None of this is to suggest that Xi’s stance is the direct cause of Putin’s latest escalation, any more than it was the cause of the invasion in the first place. But treating Chinese displeasure at the course of the war as if this is a potential restraining influence gets things the wrong way round. Xi’s famous criticism of the Communist Party leaders in Moscow over the fall of the Soviet Union—“Nobody was a real man. Nobody came out to resist.”—is revealing. Putin is unlikely to have left Samarkand believing that the Chinese leadership wants to see compromise and de-escalation. More plausible is that Xi wanted to see a path to an outcome that resembles a Russian victory, and fast.


As the War Intensifies, India’s Tightrope Walk Will Get Tougher

Garima MohanSenior Fellow, Asia Program

Since Russia’s invasion of Ukraine, India has been walking a tightrope. Its criticism of the war has been coded. New Delhi has chosen to convey this not by calling Russia out directly but by focusing instead on underlining its support for “territorial integrity and sovereignty,” by reiterating its respect for international law and the UN charter, and by calling for a cessation of violence and a return to “the path of diplomacy and dialogue. Prime Minister Narendra Modi has been in contact with Presidents Volodymyr Zelensky and Vladimir Putin, and New Delhi has provided humanitarian assistance to Kyiv. This muted approach and refusal to criticize Russia openly has resulted in criticism and frustration among India’s Western partners, amplified by its abstentions on key UN votes.

As the war has continued and worsened, however, India’s position has become tougher and it has conveyed its growing disapproval of Russia’s actions. The first such turn came after the atrocities in Bucha, which India condemned “unequivocally” and for which it has supported calls for an independent UN enquiry. Another remarkable change was when Modi expressed his concerns over Ukraine publicly at the recent meeting of the Shanghai Cooperation Organization in Samarkand, saying to Putin that “today’s era is not the era of war.”

A lot has been made of Modi’s statement in Samarkand, but it showed the limits to actors like India being able to influence Russia’s actions when almost immediately afterward Putin announced the new phase of escalation of the war. Some Western countries, particularly in Europe, have been asking for India to play a mediating role in the conflict, but Samarkand showed this is not plausible.

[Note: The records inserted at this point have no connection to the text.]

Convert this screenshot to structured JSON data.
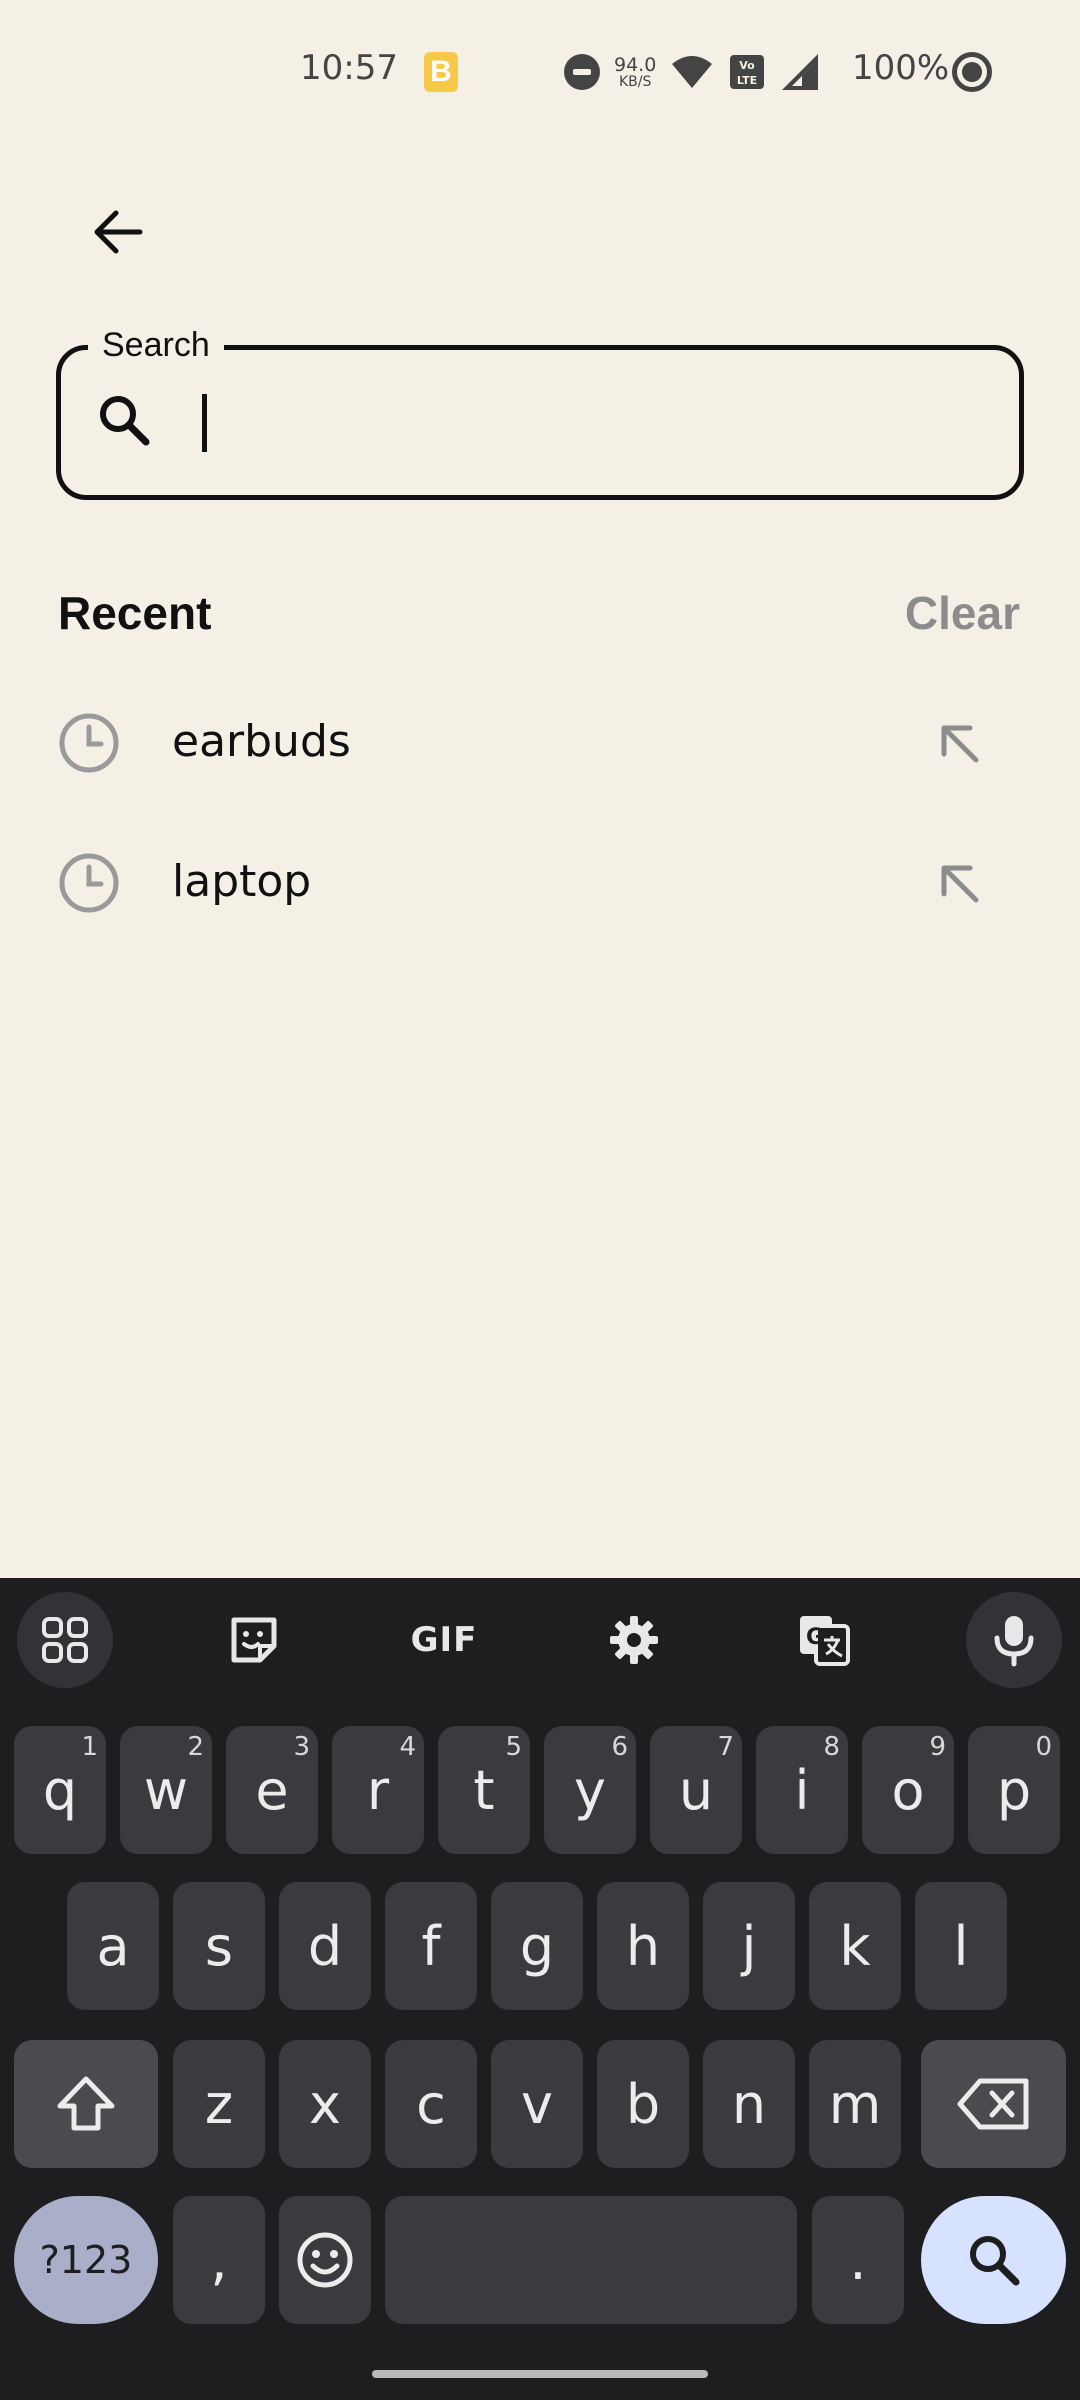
{
  "status_bar": {
    "time": "10:57",
    "app_icon_letter": "B",
    "speed_value": "94.0",
    "speed_unit": "KB/S",
    "volte_label": "Vo LTE",
    "battery": "100%"
  },
  "search": {
    "label": "Search",
    "value": "",
    "placeholder": ""
  },
  "recent": {
    "heading": "Recent",
    "clear_label": "Clear",
    "items": [
      {
        "label": "earbuds"
      },
      {
        "label": "laptop"
      }
    ]
  },
  "keyboard": {
    "toolbar": {
      "gif_label": "GIF"
    },
    "row1": [
      {
        "key": "q",
        "hint": "1"
      },
      {
        "key": "w",
        "hint": "2"
      },
      {
        "key": "e",
        "hint": "3"
      },
      {
        "key": "r",
        "hint": "4"
      },
      {
        "key": "t",
        "hint": "5"
      },
      {
        "key": "y",
        "hint": "6"
      },
      {
        "key": "u",
        "hint": "7"
      },
      {
        "key": "i",
        "hint": "8"
      },
      {
        "key": "o",
        "hint": "9"
      },
      {
        "key": "p",
        "hint": "0"
      }
    ],
    "row2": [
      "a",
      "s",
      "d",
      "f",
      "g",
      "h",
      "j",
      "k",
      "l"
    ],
    "row3": [
      "z",
      "x",
      "c",
      "v",
      "b",
      "n",
      "m"
    ],
    "symbols_label": "?123",
    "comma": ",",
    "period": "."
  },
  "colors": {
    "background": "#f5f0e6",
    "keyboard_bg": "#1e1e20",
    "key_bg": "#3b3b3f",
    "search_key_bg": "#d6e2ff",
    "symbols_key_bg": "#a9aec9",
    "muted_text": "#8c8c8c"
  }
}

In fact, India and Russia started drifting apart long before the war, especially as India moved closer to the United States and other partners in the West while the Russia-China partnership deepened. Their relationship is based on the one major pillar of defense equipment and technology, but over the last decade New Delhi has been diversifying its defense procurements, turning to partners like France, Israel, and the United States in a bid to reduce its dependence on Moscow. India’s diplomatic interactions with the West far outnumber those with Russia, its partnership with the Quad countries is now central to its foreign policy, and even its political and diplomatic investments in Europe have increased considerably in the last decade. While it might not seem like it right now, the war in Ukraine will only accelerate these trends as Russia becomes even more isolated and less reliable as a partner.

It is not clear yet if India’s strategy and response to the war will pay off yet. It is also not clear what is the threshold beyond which Russia’s actions will prompt public criticism in India. New Delhi is hoping that by avoiding this, it can draw Moscow away from Beijing. China is after all the bigger and more pressing security concern for India. Some may argue that driving a wedge between Russia and China is already a lost cause. It is clear, however, that as the war intensifies, this tightrope walk for India will get tougher.